The radio industry’s efforts to carve out space for itself on mobile phones took some big strides foward this summer. In late July, AT&T announced that it would seek to enable FM reception capability in the Android devices it offers. This month, after a NextRadio-led Twitterstorm, T-Mobile declared it would do the same.

This is an important milestone for the NextRadio effort: three of the four major wireless providers in the United States have embraced the notion that terrestrial radio should be part of the media mix on mobile platforms. It will be interesting to see how long Verizon, the #1 carrier in the country, decides to hold out on offering FM radio as a feature in its phones. That it took until 2015 for this to happen is testament to the gatekeeping-power of the wireless oligopoly in the United States.

NextRadio has been downloaded more than three million times and points to the fact that the time people spend listening to FM radio through the app is on the rise. With more mobile phones enabled for FM reception, we should expect to see both NextRadio downloads and time spent listening also increase pretty significantly.

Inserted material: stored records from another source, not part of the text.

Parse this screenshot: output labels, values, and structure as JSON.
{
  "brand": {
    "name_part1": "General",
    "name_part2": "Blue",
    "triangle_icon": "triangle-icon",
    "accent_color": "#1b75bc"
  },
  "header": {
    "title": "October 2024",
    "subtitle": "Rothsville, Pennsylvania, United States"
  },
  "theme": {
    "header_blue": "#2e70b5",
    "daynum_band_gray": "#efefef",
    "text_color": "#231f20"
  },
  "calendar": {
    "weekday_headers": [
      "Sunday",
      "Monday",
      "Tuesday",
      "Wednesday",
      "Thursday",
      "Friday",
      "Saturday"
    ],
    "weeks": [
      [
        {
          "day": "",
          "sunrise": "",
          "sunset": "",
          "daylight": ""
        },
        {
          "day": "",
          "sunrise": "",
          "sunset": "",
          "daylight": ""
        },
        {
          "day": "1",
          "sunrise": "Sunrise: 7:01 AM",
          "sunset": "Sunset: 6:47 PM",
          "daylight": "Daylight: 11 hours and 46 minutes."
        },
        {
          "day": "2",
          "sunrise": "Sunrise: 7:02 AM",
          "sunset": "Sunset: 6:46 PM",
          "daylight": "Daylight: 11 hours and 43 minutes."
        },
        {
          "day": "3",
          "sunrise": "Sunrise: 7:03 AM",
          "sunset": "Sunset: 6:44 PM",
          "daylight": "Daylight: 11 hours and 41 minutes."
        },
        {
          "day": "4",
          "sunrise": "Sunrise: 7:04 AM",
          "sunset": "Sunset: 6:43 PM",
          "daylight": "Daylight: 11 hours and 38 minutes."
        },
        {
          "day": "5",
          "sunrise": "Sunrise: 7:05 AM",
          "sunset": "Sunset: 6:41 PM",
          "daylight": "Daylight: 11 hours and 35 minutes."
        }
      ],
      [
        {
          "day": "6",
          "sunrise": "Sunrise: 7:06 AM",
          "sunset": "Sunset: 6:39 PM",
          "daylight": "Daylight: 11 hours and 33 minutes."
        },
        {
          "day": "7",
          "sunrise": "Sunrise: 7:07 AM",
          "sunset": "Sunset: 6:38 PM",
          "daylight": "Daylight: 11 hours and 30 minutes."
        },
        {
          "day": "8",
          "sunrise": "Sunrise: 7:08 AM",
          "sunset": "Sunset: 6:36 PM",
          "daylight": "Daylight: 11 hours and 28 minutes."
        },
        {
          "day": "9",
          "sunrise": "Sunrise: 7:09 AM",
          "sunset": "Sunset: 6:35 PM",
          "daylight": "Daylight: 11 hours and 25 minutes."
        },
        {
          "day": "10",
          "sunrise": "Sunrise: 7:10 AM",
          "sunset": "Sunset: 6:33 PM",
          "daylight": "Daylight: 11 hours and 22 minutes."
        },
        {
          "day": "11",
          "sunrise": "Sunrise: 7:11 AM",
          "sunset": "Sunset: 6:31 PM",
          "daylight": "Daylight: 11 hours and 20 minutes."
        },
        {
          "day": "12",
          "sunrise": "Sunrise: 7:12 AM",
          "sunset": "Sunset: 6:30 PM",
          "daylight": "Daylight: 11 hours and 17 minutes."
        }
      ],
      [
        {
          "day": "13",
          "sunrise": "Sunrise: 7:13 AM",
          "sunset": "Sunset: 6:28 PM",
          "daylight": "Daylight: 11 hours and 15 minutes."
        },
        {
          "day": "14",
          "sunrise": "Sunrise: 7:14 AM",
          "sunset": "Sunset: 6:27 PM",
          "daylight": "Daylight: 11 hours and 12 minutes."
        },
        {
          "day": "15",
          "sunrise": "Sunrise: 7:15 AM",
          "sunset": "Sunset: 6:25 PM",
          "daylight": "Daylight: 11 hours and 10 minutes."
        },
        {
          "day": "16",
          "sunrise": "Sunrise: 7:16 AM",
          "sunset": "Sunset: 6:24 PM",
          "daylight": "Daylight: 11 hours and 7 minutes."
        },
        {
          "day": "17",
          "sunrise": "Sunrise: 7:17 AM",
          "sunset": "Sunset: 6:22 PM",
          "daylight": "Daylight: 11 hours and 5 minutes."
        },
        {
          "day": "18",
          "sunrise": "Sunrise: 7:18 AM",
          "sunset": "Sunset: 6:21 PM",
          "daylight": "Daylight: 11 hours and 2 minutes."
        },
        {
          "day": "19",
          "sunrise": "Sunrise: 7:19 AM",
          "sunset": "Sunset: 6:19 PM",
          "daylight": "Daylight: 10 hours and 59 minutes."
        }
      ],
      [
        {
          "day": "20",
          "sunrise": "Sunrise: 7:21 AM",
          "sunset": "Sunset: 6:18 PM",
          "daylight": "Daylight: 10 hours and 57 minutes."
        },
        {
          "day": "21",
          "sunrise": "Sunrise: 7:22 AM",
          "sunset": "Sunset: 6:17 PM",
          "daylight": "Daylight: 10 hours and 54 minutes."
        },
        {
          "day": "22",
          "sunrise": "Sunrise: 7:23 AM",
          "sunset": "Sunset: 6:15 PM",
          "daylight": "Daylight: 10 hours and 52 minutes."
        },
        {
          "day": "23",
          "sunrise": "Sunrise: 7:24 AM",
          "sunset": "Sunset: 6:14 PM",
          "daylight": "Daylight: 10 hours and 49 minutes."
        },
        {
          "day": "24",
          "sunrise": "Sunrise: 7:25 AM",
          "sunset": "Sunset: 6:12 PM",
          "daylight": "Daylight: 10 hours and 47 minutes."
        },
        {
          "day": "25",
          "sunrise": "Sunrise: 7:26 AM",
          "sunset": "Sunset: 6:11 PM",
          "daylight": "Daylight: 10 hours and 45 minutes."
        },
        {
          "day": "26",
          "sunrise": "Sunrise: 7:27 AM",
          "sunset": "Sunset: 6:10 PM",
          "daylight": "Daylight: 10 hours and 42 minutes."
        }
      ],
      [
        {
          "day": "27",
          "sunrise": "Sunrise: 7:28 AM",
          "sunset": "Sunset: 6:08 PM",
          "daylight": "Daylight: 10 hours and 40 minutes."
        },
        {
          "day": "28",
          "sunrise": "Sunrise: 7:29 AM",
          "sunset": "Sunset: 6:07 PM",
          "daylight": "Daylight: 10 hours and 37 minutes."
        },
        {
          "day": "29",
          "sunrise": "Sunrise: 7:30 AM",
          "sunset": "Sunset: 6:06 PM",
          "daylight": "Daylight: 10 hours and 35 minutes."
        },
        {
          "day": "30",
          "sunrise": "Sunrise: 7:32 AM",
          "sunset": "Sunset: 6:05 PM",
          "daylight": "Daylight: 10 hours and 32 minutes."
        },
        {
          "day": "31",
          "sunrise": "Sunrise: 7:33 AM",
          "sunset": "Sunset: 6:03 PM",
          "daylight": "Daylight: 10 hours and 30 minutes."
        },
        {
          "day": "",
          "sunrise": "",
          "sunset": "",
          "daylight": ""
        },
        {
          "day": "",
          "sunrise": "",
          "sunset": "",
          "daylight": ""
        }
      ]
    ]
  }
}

Of course, there are some caveats. The device-manufacturers themselves must follow through on AT&T and T-Mobile’s requests, but there is no reason to see why they won’t. FM reception capability is pretty much standard in Europe, where the exact same phone models are sold. Most mobile devices have an integrated chip onboard that has WiFi, Bluetooth, and FM reception capabilities bundled together; enabling the FM functionality for many Android devices is as uncomplicated as updating their firmware. This should begin to happen with AT&T and T-Mobile devices as of next year.

But not all devices are hard-wired in such a way as to simply turn on FM. This is apparently the case with Apple’s iDevices (save the iPod Nano). And AM stations remain cut out of the mobile migration, unless they also simulcast on an FM translator. HD Radio reception is also not in the mix, but this is more due to the fact that a workable and cost-efficient mobile chipset for HD reception is still under development (though Emmis, the parent of NextRadio, is also well-invested in HD development).

One thing that hasn’t been disclosed is whether or not AT&T or T-Mobile are being compensated in some way by NextRadio and/or the broadcast industry for adopting FM on their devices. It took a $45 million enticement from the radio industry before Sprint agreed to blaze the trail of FM adoption. That deal also includes a revenue-sharing component on advertisements served up through the NextRadio app on Sprint devices.

Some trade publications call AT&T’s adoption a “deal,” but that could mean something or nothing. Relative to the income they make on wireless device sales and service plans, a revenue-sharing deal with NextRadio would be chicken feed, but the wireless oligopoly’s greedy and hubristic enough to ask for a cut if there’s precedent for it.

The NextRadio app still does not provide the capability to switch between a station’s over-the-air FM signal and their online stream — nor is it likely to do so because of the legal can of worms it would open up involving copyright distinctions between airplay and streaming royalties and how to calcuate them. That’s kind of sad because being able to continue to listen to a particular station once you leave its FM coverage area might do a lot for increasing time spent listening.

Many pundits say that the NextRadio initiative is too little too late, or say the application’s import pales in comparison to the numbers other streaming-based apps like iHeartRadio, Pandora, and Spotify have racked up. That’s somewhat of an apples-to-oranges comparison now because NextRadio’s audio content emanates from an exclusive garden (the FM dial). The real question is whether or not that garden can be made vibrant and compelling enough to reverse the long trend of declining engagement with radio, especially among the younger generations.